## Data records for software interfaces
◇ ◇ ◇

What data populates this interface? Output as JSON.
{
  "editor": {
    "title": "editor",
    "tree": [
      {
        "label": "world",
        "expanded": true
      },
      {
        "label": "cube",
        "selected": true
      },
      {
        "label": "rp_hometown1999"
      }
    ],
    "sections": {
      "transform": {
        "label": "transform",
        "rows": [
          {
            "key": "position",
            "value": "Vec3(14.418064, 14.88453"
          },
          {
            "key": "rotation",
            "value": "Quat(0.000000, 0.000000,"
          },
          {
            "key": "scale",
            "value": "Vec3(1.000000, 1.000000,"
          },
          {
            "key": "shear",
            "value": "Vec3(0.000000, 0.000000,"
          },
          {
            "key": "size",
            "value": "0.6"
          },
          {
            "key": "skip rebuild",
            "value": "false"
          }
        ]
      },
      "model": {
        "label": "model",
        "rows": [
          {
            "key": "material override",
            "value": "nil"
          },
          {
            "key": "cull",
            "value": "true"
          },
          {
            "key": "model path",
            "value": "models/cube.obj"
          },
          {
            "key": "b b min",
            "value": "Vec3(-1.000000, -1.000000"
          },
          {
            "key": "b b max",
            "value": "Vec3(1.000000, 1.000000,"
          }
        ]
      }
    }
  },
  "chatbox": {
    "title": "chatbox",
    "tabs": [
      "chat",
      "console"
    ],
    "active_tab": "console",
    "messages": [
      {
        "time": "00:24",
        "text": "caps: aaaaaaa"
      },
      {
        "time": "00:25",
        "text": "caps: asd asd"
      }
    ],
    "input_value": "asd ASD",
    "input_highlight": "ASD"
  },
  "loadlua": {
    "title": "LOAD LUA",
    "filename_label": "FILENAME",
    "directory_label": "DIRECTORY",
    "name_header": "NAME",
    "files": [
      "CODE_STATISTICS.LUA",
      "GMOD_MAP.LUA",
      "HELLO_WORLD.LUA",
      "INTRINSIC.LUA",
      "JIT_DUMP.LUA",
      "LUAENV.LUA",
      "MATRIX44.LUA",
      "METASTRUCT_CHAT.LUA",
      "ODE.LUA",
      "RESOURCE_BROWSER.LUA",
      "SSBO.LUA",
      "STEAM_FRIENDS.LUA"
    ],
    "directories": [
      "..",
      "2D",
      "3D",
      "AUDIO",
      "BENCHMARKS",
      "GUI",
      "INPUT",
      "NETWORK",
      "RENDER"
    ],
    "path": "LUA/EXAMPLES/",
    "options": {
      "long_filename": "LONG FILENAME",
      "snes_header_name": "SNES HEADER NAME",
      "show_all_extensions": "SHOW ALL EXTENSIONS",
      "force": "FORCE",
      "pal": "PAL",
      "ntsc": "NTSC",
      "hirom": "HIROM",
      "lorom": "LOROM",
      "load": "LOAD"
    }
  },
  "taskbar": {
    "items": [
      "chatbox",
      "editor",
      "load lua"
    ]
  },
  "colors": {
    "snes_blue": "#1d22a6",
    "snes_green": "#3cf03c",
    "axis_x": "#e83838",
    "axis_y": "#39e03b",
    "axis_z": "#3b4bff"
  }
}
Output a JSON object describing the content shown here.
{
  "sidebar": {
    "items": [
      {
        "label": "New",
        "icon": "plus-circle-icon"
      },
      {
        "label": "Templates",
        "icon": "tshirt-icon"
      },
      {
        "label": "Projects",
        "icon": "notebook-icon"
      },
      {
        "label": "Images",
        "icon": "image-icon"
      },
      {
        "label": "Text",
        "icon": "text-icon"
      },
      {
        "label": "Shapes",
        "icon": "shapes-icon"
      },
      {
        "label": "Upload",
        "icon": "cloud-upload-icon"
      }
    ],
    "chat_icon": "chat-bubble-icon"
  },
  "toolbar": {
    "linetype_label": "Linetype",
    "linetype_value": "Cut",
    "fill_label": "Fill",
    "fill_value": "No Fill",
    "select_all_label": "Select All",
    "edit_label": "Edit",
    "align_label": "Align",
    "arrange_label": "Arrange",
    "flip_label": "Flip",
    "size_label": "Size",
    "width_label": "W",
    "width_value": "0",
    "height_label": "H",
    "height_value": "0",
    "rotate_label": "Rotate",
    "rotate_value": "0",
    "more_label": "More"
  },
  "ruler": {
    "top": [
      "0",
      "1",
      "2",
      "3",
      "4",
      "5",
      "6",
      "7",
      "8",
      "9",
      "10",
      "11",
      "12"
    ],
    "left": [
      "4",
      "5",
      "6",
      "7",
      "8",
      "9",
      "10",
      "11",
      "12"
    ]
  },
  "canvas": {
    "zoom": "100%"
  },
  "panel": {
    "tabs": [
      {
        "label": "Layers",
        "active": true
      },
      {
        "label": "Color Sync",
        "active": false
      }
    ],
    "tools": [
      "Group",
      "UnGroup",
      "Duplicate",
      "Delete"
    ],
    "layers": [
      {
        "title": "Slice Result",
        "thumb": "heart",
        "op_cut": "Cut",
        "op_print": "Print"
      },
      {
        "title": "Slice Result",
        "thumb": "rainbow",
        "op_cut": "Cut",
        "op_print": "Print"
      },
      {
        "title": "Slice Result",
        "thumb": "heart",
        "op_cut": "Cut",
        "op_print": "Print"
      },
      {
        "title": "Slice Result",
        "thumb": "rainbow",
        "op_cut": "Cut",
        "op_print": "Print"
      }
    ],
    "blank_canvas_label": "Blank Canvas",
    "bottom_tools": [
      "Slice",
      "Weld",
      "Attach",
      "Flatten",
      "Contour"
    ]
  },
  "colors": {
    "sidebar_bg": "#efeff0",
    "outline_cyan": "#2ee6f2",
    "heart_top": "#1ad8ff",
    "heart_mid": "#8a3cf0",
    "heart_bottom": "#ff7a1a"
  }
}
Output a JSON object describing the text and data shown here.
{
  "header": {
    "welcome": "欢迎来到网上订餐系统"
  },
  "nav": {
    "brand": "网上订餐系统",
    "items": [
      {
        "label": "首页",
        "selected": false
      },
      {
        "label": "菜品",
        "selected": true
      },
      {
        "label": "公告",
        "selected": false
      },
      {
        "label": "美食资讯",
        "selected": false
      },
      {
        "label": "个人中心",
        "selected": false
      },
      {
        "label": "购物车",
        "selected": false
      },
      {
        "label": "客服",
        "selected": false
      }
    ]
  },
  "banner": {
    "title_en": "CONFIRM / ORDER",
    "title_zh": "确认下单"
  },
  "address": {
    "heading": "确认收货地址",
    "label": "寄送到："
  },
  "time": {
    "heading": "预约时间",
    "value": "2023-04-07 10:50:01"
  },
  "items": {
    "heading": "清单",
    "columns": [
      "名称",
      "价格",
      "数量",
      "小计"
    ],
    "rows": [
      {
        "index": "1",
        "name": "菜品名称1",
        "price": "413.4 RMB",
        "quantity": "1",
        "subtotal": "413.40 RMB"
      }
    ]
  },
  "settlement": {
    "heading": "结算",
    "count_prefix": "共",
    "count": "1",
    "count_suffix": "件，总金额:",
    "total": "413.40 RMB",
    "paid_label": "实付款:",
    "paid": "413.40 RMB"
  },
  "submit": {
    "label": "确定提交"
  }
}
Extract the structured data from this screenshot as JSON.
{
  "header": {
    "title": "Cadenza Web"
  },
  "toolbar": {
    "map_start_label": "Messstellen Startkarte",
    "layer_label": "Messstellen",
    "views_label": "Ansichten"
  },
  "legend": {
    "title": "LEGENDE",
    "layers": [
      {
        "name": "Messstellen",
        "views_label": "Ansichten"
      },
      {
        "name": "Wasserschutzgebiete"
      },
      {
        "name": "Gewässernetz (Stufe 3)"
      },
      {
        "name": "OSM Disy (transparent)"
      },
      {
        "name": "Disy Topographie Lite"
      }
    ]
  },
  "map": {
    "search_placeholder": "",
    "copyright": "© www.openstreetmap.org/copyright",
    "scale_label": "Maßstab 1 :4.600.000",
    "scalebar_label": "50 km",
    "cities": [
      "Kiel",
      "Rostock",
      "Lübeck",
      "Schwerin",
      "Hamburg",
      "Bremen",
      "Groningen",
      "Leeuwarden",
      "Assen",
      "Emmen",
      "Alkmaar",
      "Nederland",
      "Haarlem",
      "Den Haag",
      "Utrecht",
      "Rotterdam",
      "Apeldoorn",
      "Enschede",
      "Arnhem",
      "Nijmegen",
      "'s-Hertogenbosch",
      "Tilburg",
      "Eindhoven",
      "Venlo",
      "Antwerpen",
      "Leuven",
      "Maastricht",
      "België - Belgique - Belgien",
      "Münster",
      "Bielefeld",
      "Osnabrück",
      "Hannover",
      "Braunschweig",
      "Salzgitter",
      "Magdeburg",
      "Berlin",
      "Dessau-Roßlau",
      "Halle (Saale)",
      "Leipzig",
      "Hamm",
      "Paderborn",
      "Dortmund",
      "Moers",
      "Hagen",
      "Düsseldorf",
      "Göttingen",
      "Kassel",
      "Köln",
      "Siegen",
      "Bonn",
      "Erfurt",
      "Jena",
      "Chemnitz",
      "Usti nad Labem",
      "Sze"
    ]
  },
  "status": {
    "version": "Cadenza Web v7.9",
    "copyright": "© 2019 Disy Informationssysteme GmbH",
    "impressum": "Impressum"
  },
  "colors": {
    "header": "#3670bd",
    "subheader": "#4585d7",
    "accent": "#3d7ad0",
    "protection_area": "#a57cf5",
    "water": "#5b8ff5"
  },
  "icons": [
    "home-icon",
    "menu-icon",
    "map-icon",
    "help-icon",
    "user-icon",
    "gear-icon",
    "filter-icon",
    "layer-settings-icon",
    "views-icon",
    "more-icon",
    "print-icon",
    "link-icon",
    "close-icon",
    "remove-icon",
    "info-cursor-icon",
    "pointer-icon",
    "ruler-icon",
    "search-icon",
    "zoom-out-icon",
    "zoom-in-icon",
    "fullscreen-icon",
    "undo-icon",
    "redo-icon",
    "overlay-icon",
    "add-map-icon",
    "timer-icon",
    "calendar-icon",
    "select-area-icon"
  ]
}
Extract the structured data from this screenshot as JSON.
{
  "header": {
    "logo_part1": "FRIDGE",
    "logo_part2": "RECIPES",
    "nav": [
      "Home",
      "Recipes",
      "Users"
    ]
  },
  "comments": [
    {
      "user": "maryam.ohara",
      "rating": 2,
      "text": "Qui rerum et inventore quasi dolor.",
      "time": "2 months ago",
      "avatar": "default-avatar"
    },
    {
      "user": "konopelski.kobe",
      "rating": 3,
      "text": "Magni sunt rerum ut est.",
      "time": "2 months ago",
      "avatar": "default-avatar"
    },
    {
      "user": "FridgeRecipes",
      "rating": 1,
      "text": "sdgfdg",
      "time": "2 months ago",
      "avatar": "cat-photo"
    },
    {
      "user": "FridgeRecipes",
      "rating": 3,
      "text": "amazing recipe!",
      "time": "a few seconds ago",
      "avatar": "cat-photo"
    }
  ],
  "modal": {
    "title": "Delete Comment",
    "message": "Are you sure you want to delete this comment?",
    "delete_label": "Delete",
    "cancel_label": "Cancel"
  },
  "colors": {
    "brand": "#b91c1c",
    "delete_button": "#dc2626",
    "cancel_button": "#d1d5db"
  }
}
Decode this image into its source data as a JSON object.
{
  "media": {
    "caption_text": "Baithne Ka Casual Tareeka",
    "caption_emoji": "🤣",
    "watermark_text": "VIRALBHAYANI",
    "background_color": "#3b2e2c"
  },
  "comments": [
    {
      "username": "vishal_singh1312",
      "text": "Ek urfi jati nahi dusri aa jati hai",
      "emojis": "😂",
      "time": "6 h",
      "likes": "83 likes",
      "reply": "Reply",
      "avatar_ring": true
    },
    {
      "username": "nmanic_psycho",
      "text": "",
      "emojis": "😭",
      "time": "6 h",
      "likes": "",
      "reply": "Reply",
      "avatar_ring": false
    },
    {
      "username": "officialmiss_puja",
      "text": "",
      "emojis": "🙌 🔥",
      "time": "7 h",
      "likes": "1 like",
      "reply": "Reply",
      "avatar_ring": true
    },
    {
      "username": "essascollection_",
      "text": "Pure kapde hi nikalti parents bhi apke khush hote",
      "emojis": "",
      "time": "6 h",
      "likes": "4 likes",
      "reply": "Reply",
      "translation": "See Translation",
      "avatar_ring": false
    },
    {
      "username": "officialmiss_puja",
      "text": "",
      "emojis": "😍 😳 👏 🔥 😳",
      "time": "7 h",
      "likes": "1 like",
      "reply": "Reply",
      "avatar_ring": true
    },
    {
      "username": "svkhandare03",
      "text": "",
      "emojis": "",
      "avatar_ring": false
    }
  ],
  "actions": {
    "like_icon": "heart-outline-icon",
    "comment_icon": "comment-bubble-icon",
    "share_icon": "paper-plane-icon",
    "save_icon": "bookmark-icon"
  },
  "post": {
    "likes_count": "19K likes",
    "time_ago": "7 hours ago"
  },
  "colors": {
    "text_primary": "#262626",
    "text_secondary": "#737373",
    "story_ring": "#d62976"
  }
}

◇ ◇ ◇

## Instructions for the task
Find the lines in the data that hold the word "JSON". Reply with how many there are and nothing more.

## Exercise solution
6